As a Los Angeles native, I, too, wanted the Lakers to win. But how did the Lakers of the era become the "black team" and how did the Bird-led team become the "white team"? Sure, the Celtics were led by Bird — a white player — but the Celtics' coach, K.C. Jones, was black, as were several key players, including guards Dennis Johnson and Gerald Henderson, as well as center Robert Parrish and forward Cedric "Cornbread" Maxwell. Meanwhile, the Lakers' head coach was Pat Riley, a white man.
No doubt many whites pulled for Bird because he's white. As a white friend and Larry Bird fan once told me, "White people have pride, too." And no doubt that many black people pulled for Magic Johnson over Bird because Johnson is black. Who cares? Something can be racial without being racist.

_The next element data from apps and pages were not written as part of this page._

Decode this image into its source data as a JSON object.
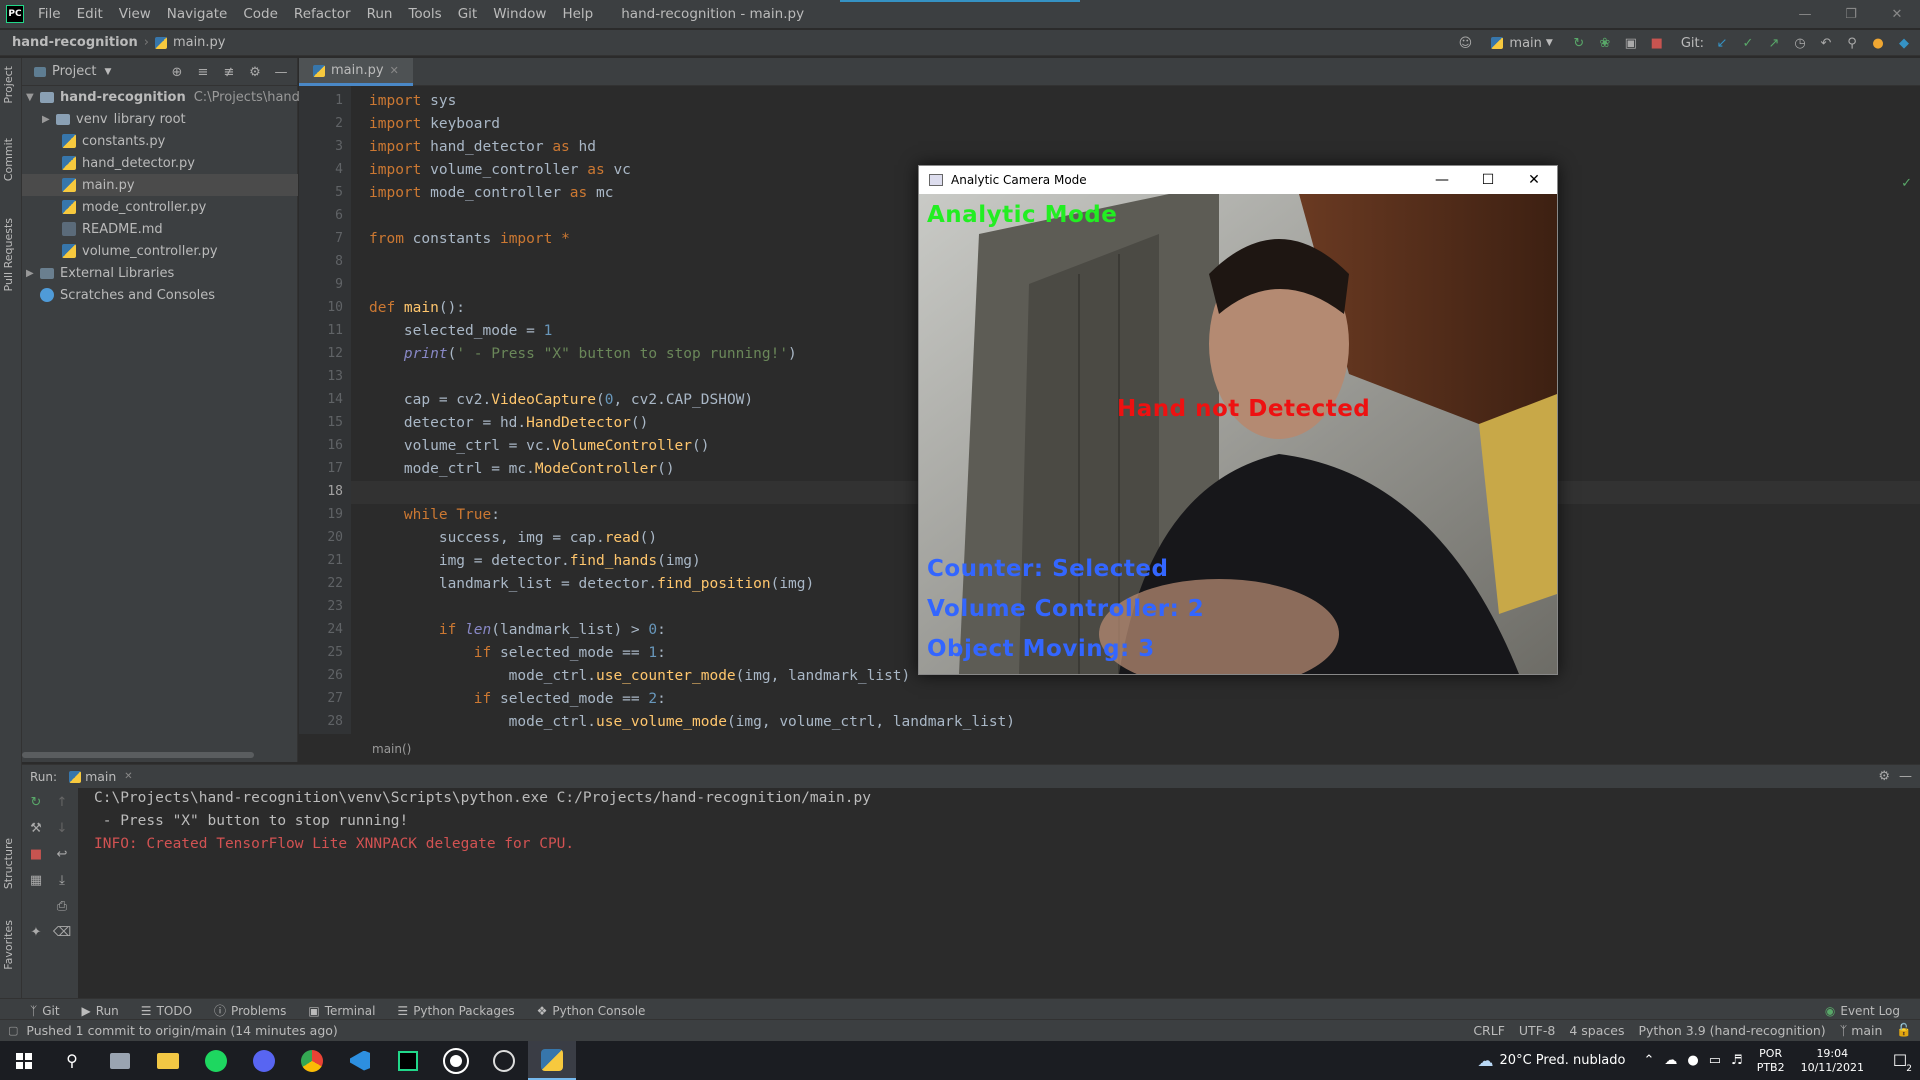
{
  "menubar": {
    "items": [
      "File",
      "Edit",
      "View",
      "Navigate",
      "Code",
      "Refactor",
      "Run",
      "Tools",
      "Git",
      "Window",
      "Help"
    ],
    "title": "hand-recognition - main.py"
  },
  "navbar": {
    "project": "hand-recognition",
    "file": "main.py",
    "branch": "main",
    "git_label": "Git:"
  },
  "sidebar_tabs": {
    "project": "Project",
    "commit": "Commit",
    "pull_requests": "Pull Requests",
    "structure": "Structure",
    "favorites": "Favorites"
  },
  "project_panel": {
    "title": "Project",
    "root": "hand-recognition",
    "root_path": "C:\\Projects\\hand-rec",
    "venv": "venv",
    "venv_note": "library root",
    "files": [
      "constants.py",
      "hand_detector.py",
      "main.py",
      "mode_controller.py",
      "README.md",
      "volume_controller.py"
    ],
    "external": "External Libraries",
    "scratches": "Scratches and Consoles"
  },
  "editor": {
    "tab": "main.py",
    "current_line": 18,
    "breadcrumb": "main()",
    "lines": [
      [
        {
          "t": "import ",
          "c": "kw"
        },
        {
          "t": "sys",
          "c": ""
        }
      ],
      [
        {
          "t": "import ",
          "c": "kw"
        },
        {
          "t": "keyboard",
          "c": ""
        }
      ],
      [
        {
          "t": "import ",
          "c": "kw"
        },
        {
          "t": "hand_detector ",
          "c": ""
        },
        {
          "t": "as ",
          "c": "kw"
        },
        {
          "t": "hd",
          "c": ""
        }
      ],
      [
        {
          "t": "import ",
          "c": "kw"
        },
        {
          "t": "volume_controller ",
          "c": ""
        },
        {
          "t": "as ",
          "c": "kw"
        },
        {
          "t": "vc",
          "c": ""
        }
      ],
      [
        {
          "t": "import ",
          "c": "kw"
        },
        {
          "t": "mode_controller ",
          "c": ""
        },
        {
          "t": "as ",
          "c": "kw"
        },
        {
          "t": "mc",
          "c": ""
        }
      ],
      [],
      [
        {
          "t": "from ",
          "c": "kw"
        },
        {
          "t": "constants ",
          "c": ""
        },
        {
          "t": "import ",
          "c": "kw"
        },
        {
          "t": "*",
          "c": "kw"
        }
      ],
      [],
      [],
      [
        {
          "t": "def ",
          "c": "kw"
        },
        {
          "t": "main",
          "c": "fn"
        },
        {
          "t": "():",
          "c": ""
        }
      ],
      [
        {
          "t": "    selected_mode = ",
          "c": ""
        },
        {
          "t": "1",
          "c": "num"
        }
      ],
      [
        {
          "t": "    ",
          "c": ""
        },
        {
          "t": "print",
          "c": "it"
        },
        {
          "t": "(",
          "c": ""
        },
        {
          "t": "' - Press \"X\" button to stop running!'",
          "c": "str"
        },
        {
          "t": ")",
          "c": ""
        }
      ],
      [],
      [
        {
          "t": "    cap = cv2.",
          "c": ""
        },
        {
          "t": "VideoCapture",
          "c": "fn"
        },
        {
          "t": "(",
          "c": ""
        },
        {
          "t": "0",
          "c": "num"
        },
        {
          "t": ", cv2.CAP_DSHOW)",
          "c": ""
        }
      ],
      [
        {
          "t": "    detector = hd.",
          "c": ""
        },
        {
          "t": "HandDetector",
          "c": "fn"
        },
        {
          "t": "()",
          "c": ""
        }
      ],
      [
        {
          "t": "    volume_ctrl = vc.",
          "c": ""
        },
        {
          "t": "VolumeController",
          "c": "fn"
        },
        {
          "t": "()",
          "c": ""
        }
      ],
      [
        {
          "t": "    mode_ctrl = mc.",
          "c": ""
        },
        {
          "t": "ModeController",
          "c": "fn"
        },
        {
          "t": "()",
          "c": ""
        }
      ],
      [],
      [
        {
          "t": "    ",
          "c": ""
        },
        {
          "t": "while ",
          "c": "kw"
        },
        {
          "t": "True",
          "c": "kw"
        },
        {
          "t": ":",
          "c": ""
        }
      ],
      [
        {
          "t": "        success, img = cap.",
          "c": ""
        },
        {
          "t": "read",
          "c": "fn"
        },
        {
          "t": "()",
          "c": ""
        }
      ],
      [
        {
          "t": "        img = detector.",
          "c": ""
        },
        {
          "t": "find_hands",
          "c": "fn"
        },
        {
          "t": "(img)",
          "c": ""
        }
      ],
      [
        {
          "t": "        landmark_list = detector.",
          "c": ""
        },
        {
          "t": "find_position",
          "c": "fn"
        },
        {
          "t": "(img)",
          "c": ""
        }
      ],
      [],
      [
        {
          "t": "        ",
          "c": ""
        },
        {
          "t": "if ",
          "c": "kw"
        },
        {
          "t": "len",
          "c": "it"
        },
        {
          "t": "(landmark_list) > ",
          "c": ""
        },
        {
          "t": "0",
          "c": "num"
        },
        {
          "t": ":",
          "c": ""
        }
      ],
      [
        {
          "t": "            ",
          "c": ""
        },
        {
          "t": "if ",
          "c": "kw"
        },
        {
          "t": "selected_mode == ",
          "c": ""
        },
        {
          "t": "1",
          "c": "num"
        },
        {
          "t": ":",
          "c": ""
        }
      ],
      [
        {
          "t": "                mode_ctrl.",
          "c": ""
        },
        {
          "t": "use_counter_mode",
          "c": "fn"
        },
        {
          "t": "(img, landmark_list)",
          "c": ""
        }
      ],
      [
        {
          "t": "            ",
          "c": ""
        },
        {
          "t": "if ",
          "c": "kw"
        },
        {
          "t": "selected_mode == ",
          "c": ""
        },
        {
          "t": "2",
          "c": "num"
        },
        {
          "t": ":",
          "c": ""
        }
      ],
      [
        {
          "t": "                mode_ctrl.",
          "c": ""
        },
        {
          "t": "use_volume_mode",
          "c": "fn"
        },
        {
          "t": "(img, volume_ctrl, landmark_list)",
          "c": ""
        }
      ]
    ]
  },
  "camera_window": {
    "title": "Analytic Camera Mode",
    "mode_label": "Analytic Mode",
    "status": "Hand not Detected",
    "counter": "Counter: Selected",
    "volume": "Volume Controller: 2",
    "object": "Object Moving: 3",
    "colors": {
      "mode": "#22ee22",
      "status": "#ee1111",
      "info": "#3366ff"
    }
  },
  "run_panel": {
    "label": "Run:",
    "config": "main",
    "output": [
      {
        "text": "C:\\Projects\\hand-recognition\\venv\\Scripts\\python.exe C:/Projects/hand-recognition/main.py",
        "color": "#bbbbbb"
      },
      {
        "text": " - Press \"X\" button to stop running!",
        "color": "#bbbbbb"
      },
      {
        "text": "INFO: Created TensorFlow Lite XNNPACK delegate for CPU.",
        "color": "#d25252"
      }
    ]
  },
  "tool_tabs": [
    "Git",
    "Run",
    "TODO",
    "Problems",
    "Terminal",
    "Python Packages",
    "Python Console"
  ],
  "event_log": "Event Log",
  "status": {
    "message": "Pushed 1 commit to origin/main (14 minutes ago)",
    "line_sep": "CRLF",
    "encoding": "UTF-8",
    "indent": "4 spaces",
    "interpreter": "Python 3.9 (hand-recognition)",
    "branch": "main"
  },
  "taskbar": {
    "weather": "20°C  Pred. nublado",
    "lang": "POR",
    "layout": "PTB2",
    "time": "19:04",
    "date": "10/11/2021",
    "notif_count": "2"
  }
}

One black Celtic player said it bothered him that some blacks considered him to be playing for a "white team." But another black player, M.L. Carr, said he could not have cared less about the black-versus-white nonsense and just wanted to beat Los Angeles.
It's also worth noting that Bird never played into the "Great White Hope" nonsense. When an opposing ballplayer, Isiah Thomas, suggested that if Bird were a black player he "would be just another good guy," Bird did not take the bait. He could have fired back and accused the black player of racism. But he wanted nothing to do with what he perceived as a media-made controversy. When the player apologized, Bird accepted it, and that was that. Bird said: ''The main thing is that if the statement doesn't bother me, it shouldn't bother anybody. If Isiah tells me it was a joking matter, it should be left at that. The NBA is sometimes not the easiest thing to be in, and after a game like that, in the heat of the locker room, it's probably not the best time to talk to us. I've answered a lot of questions about it, and talked about it to my family, and they still love Isiah Thomas."
Now how about a little perspective?
In 1950, the first black player entered the NBA. The '60s saw the breakout of black superstars like Bill Russell, Wilt Chamberlain, Oscar Robertson, Elgin Baylor, Walt Bellamy, Hal Greer and many more. Fast-forward to today. As of 2017, 75 percent of the roughly 500 players in the NBA are black. Of the 30 coaches in the NBA, eight of them — 27 percent — are black.
Jackie Robinson, the first black baseball player in the modern major leagues, said, he, too, felt pressured to live up to the expectations of black America. He had good reason. There were zero blacks playing in the major leagues at the time he entered in 1947. There was a belief among many whites, and probably blacks, too, that black ballplayers just could not compete against whites. That's pressure.
Robinson faced hostility from teammates and opponents, many of whom attempted to physically harm him while playing. At that time, pre-television, baseball — along with boxing and horse racing — occupied a much bigger stage for the attention of the American public. Excruciating pressure was on Robinson, because what he represented and what he meant to millions of black Americans transcended baseball.
Because of pioneers like Jackie Robinson, we can now pretty much sit back and just watch a good game. Politics can wait a few hours.
During their playing days, Johnson and Bird became good friends. Since their playing days, their friendship has deepened. Bird even stunned Celtics fans when, after a tough loss, Bird — during the post-game press conference — conceded that Johnson was "the best I've ever seen." Turns out, when the noise died down, Bird just wanted to beat Johnson, whom he respected as a player and as a man. Johnson just wanted to beat Bird, whom he respected as a player and as a man. And that's how it should be.
Larry Elder is a best-selling author and nationally syndicated radio talk-show host. To find out more about Larry Elder, or become an "Elderado," visit www.LarryElder.com. Follow Larry on Twitter @larryelder. To read features by other Creators Syndicate writers and cartoonists, visit the Creators Syndicate webpage at www.creators.com.